Short of living a parallel life in which we don't run and never have, we can't answer this question with complete confidence. The fact that some runners move on and embrace other serious fitness activities in middle age, however, is perhaps evidence that some of us can't bear to be reminded which such empirical precision of our physical decline from the pinnacle of youth. Better for some to try a new sport in which "personal bests" can still be attained, and which does not light up our old injuries quite so vividly. That others quit serious physical activity all together after their serious competitive days are over is perhaps another sign that having one's nose rubbed in one's steady physical decline may be too much for some to bear. Best for some, apparently, to cruise comfortably along until encountering one or two big reminders of death's imminence all at once. Though it's not easy to know what goes on in the minds of older runners who have been racing and training for decades, in spite of steadily declining performances, my experience in knowing and coaching lifelong runners (and in being one myself) is that running's regular intimations of mortality do not necessarily weigh heavily on veterans of the sport-- and not because we are in some kind of denial of the obvious. I happen to think that training and competing well past one's prime eventually makes one's mortality easier, not harder, to accept, for the simple reason that regular practice makes everything easier. Runners who have stuck with it from their primes into old age know that they have been dying by degrees since their late 30s; they have, in effect, been practicing coping with true morbidity from an age when non-athletes can still credibly convince themselves that they have achieved a kind of comfortable stasis between youth and old age.

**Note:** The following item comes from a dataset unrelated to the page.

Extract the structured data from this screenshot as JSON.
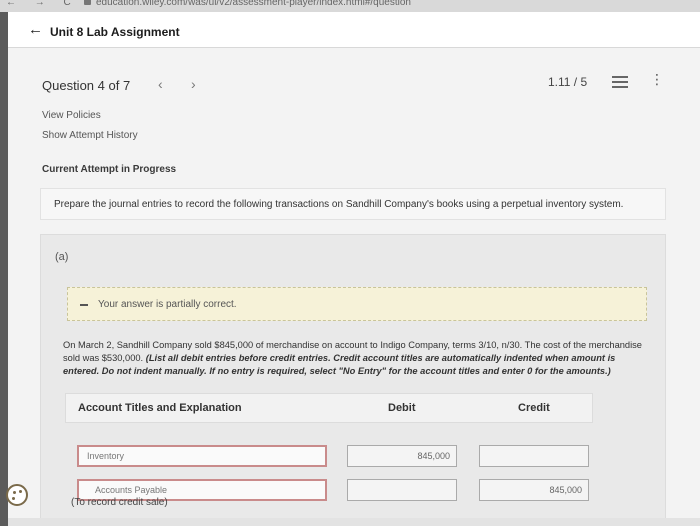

As I age in the sport, I often think of the great Ed Whitlock, who left us a little more than a year ago. Ed was a champion at life, of course, but he also turned out to be a maestro of death. I do not speak from direct knowledge, but it seemed to me at the time of Ed's passing that, being more attuned to his body than probably anyone who has ever lived, he must have known that he was very sick, and that he was dying, even as he continued to train for his last record-breaking marathon performance. That he had made a trip to his birthplace in England at this time also suggests that he knew he was not at all well. Some of us-- runners and non-runners alike-- are able to attain a grace in death that others can't. And, like heroism in a dire emergency, it can be difficult to predict who will do what with the certain knowledge that their time is up. But I would like to believe that Ed Whitlock, while having every reason to believe that he would rival Methuselah with his longevity, was able to die with the apparent equanimity that he did, and at not much older than the average Canadian male, because his running had taught him daily that we are all steadily succumbing to entropy even when we feel most full of life. And rather than frightening him into inactivity, it seemed to compel him to embrace what he loved until the very end-- sweet, not bitter.